Even if a customer isn’t in a ‘hot’ state, it’s tough to keep track of how much time and money they’ve spent without a visible indicator. Without this, people may be inclined to continue playing, underestimating their losses and the amount of time they’ve already been online.
How we designed the behavioural audit
These are just a few of many important findings from our Behavioural Risk Audit – a methodology for identifying design features that may harm people by leveraging behavioural biases. We conducted the audit across 10 gambling operator websites, selected using YouGov data.
Over the course of five weeks, four researchers explored the user journey, from opening an account, playing games and betting, to withdrawing funds and closing their account, noting their experiences and observations along the way. We designed the audit to minimise subjectivity as much as possible by drawing from well-established behavioural frameworks, such as the Online Choice Architecture report (CMA), dark patterns taxonomies and sludge audits.
To facilitate a strong analysis, researchers needed to provide similarly-formatted observations. We achieved this by developing a strict protocol for them to fill in their qualitative data in a detailed and carefully curated observation framework.

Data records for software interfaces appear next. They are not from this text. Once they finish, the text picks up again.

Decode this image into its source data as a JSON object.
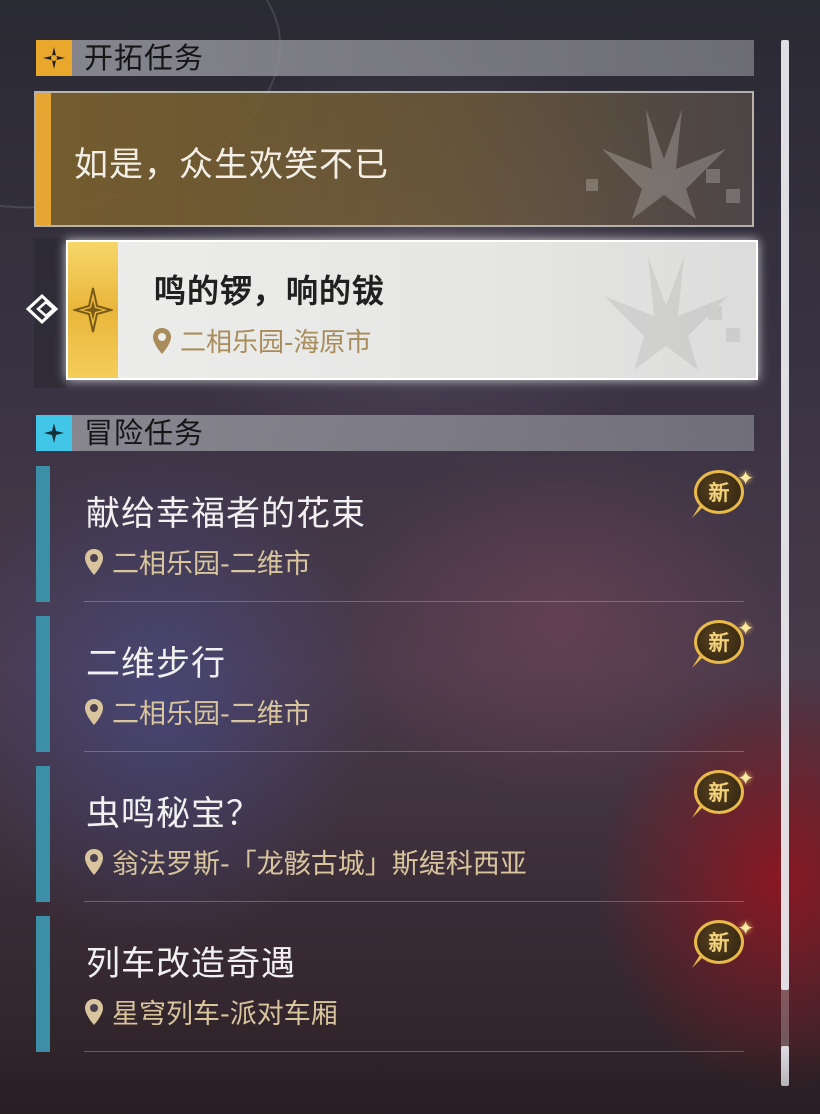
{
  "trailblaze_section": {
    "title": "开拓任务",
    "main_mission": {
      "title": "如是，众生欢笑不已"
    },
    "selected_mission": {
      "title": "鸣的锣，响的钹",
      "location": "二相乐园-海原市"
    }
  },
  "adventure_section": {
    "title": "冒险任务",
    "missions": [
      {
        "title": "献给幸福者的花束",
        "location": "二相乐园-二维市",
        "badge": "新"
      },
      {
        "title": "二维步行",
        "location": "二相乐园-二维市",
        "badge": "新"
      },
      {
        "title": "虫鸣秘宝？",
        "location": "翁法罗斯-「龙骸古城」斯缇科西亚",
        "badge": "新"
      },
      {
        "title": "列车改造奇遇",
        "location": "星穹列车-派对车厢",
        "badge": "新"
      }
    ]
  },
  "colors": {
    "trailblaze_accent": "#e9a72c",
    "adventure_accent": "#42c6e7",
    "adventure_bar": "#3d8fa7",
    "location_text": "#d8c49d",
    "new_badge_gold": "#e9b949"
  },
  "icons": {
    "trailblaze_badge": "four-point-star-icon",
    "adventure_badge": "sparkle-icon",
    "location": "map-pin-icon",
    "selection_pointer": "diamond-arrow-icon"
  }
}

Before conducting the actual audit, we piloted the observation framework. Each researcher audited a single operator website independently, then we came together to compare responses, troubleshoot issues, and edit the framework to ensure it gave everyone the tools and instructions to submit their data consistently.

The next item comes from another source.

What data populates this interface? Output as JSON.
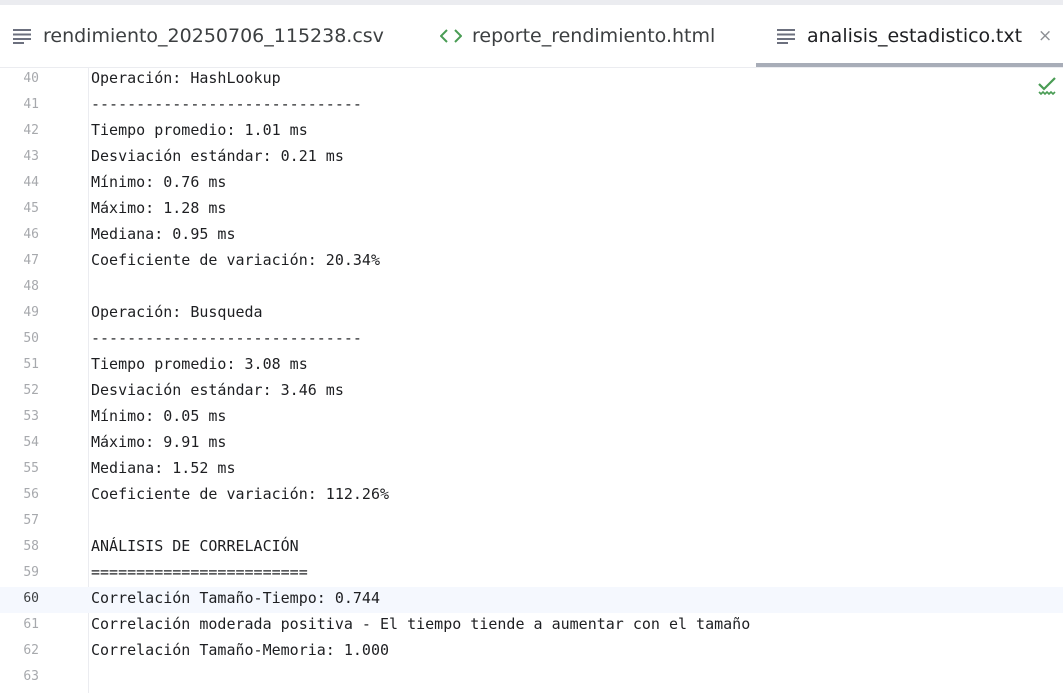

The goal of the GPRU is to reduce gambling harm. Clearly, much can be done to make progress on this objective, especially on behalf of consumers. This behavioural audit was one step toward this larger goal—and it revealed many actionable insights for the industry to remedy and test what works.
Over the coming months we will hold deliberative workshops to discuss our findings and develop recommendations with key stakeholders such as those with lived experience of gambling, industry participants, and policymakers.
Read our policy report this autumn. Building on insights from this audit and upcoming workshops, we’re developing a report of policy recommendations for the gambling industry. Look out for it this autumn!
Make behavioural audits the norm in research. Behavioural audits hold great potential for many other industries, not just gambling. In fact, we’re working on creating a standard audit template, and encourage others to use this approach regularly to screen and research user journeys across sectors.
Have comments or questions? We’re proud of our team’s work developing and implementing this Behavioural Risk Audit, and we want to do even better next time. Your feedback will help us. Is there anything you think we missed? Is there anything you disagree with? Let us know here.